>>>

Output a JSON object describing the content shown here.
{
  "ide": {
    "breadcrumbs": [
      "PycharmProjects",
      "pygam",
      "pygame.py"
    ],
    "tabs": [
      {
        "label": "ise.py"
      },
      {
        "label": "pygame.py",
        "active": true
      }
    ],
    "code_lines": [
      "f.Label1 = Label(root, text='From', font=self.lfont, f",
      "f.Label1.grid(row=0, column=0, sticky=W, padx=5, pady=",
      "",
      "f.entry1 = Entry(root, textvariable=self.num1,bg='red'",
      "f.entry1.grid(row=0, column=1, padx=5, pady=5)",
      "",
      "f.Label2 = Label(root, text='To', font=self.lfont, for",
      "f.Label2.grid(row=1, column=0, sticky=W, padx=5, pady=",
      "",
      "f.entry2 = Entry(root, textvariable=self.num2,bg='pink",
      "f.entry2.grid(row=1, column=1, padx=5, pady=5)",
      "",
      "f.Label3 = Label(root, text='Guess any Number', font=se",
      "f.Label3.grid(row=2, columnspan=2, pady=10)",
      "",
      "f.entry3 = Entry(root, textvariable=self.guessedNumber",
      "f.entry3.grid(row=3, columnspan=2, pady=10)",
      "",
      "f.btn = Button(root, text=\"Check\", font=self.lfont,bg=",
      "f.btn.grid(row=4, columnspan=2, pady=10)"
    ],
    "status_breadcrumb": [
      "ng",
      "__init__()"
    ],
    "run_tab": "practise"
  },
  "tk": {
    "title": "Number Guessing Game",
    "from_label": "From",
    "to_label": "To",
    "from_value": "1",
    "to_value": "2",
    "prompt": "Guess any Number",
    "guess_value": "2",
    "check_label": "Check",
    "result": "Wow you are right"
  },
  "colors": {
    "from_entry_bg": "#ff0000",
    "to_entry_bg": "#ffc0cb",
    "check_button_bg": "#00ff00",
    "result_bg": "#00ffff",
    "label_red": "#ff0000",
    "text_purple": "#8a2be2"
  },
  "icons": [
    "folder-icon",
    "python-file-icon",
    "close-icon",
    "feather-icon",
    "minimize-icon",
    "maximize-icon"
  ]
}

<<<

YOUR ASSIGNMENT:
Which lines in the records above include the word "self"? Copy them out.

RESPONSE BOX:
      "f.Label1 = Label(root, text='From', font=self.lfont, f",
      "f.entry1 = Entry(root, textvariable=self.num1,bg='red'",
      "f.Label2 = Label(root, text='To', font=self.lfont, for",
      "f.entry2 = Entry(root, textvariable=self.num2,bg='pink",
      "f.entry3 = Entry(root, textvariable=self.guessedNumber",
      "f.btn = Button(root, text=\"Check\", font=self.lfont,bg=",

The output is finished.